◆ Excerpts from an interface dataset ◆
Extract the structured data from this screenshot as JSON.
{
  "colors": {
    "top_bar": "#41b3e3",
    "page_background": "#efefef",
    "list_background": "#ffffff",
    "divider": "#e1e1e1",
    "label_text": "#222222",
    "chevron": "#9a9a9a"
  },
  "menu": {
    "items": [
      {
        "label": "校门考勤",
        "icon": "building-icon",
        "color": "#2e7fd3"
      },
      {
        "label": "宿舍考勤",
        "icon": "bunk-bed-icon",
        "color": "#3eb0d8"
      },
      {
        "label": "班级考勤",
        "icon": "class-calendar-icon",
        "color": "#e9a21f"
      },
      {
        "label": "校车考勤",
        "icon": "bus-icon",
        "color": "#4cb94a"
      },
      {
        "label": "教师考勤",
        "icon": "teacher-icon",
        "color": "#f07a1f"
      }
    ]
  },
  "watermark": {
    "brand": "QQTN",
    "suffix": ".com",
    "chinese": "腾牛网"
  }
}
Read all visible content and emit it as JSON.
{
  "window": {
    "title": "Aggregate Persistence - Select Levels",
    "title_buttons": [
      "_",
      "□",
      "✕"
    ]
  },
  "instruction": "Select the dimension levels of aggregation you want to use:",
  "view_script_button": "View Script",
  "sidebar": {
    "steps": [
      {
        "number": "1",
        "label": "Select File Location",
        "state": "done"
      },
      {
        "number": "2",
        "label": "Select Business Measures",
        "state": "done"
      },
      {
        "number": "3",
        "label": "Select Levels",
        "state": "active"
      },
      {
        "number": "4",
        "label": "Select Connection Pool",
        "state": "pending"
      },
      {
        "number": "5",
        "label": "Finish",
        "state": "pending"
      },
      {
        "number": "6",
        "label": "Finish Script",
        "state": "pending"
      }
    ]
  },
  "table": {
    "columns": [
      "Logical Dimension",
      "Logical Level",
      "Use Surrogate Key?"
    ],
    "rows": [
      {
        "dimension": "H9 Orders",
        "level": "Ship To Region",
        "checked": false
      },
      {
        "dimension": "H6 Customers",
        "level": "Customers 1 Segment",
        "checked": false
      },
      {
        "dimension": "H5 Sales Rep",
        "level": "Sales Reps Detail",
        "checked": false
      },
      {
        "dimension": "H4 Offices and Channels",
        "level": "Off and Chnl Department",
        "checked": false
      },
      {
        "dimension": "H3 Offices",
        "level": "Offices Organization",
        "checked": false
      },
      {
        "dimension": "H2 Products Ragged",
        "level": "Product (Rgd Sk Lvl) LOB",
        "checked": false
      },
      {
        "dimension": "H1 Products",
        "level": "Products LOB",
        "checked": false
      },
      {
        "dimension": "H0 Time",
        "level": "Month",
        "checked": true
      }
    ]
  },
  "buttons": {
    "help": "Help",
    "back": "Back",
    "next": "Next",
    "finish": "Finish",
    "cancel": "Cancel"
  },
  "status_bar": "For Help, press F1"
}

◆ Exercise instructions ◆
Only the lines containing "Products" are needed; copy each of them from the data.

◆ Result of the task ◆
        "dimension": "H2 Products Ragged",
        "dimension": "H1 Products",
        "level": "Products LOB",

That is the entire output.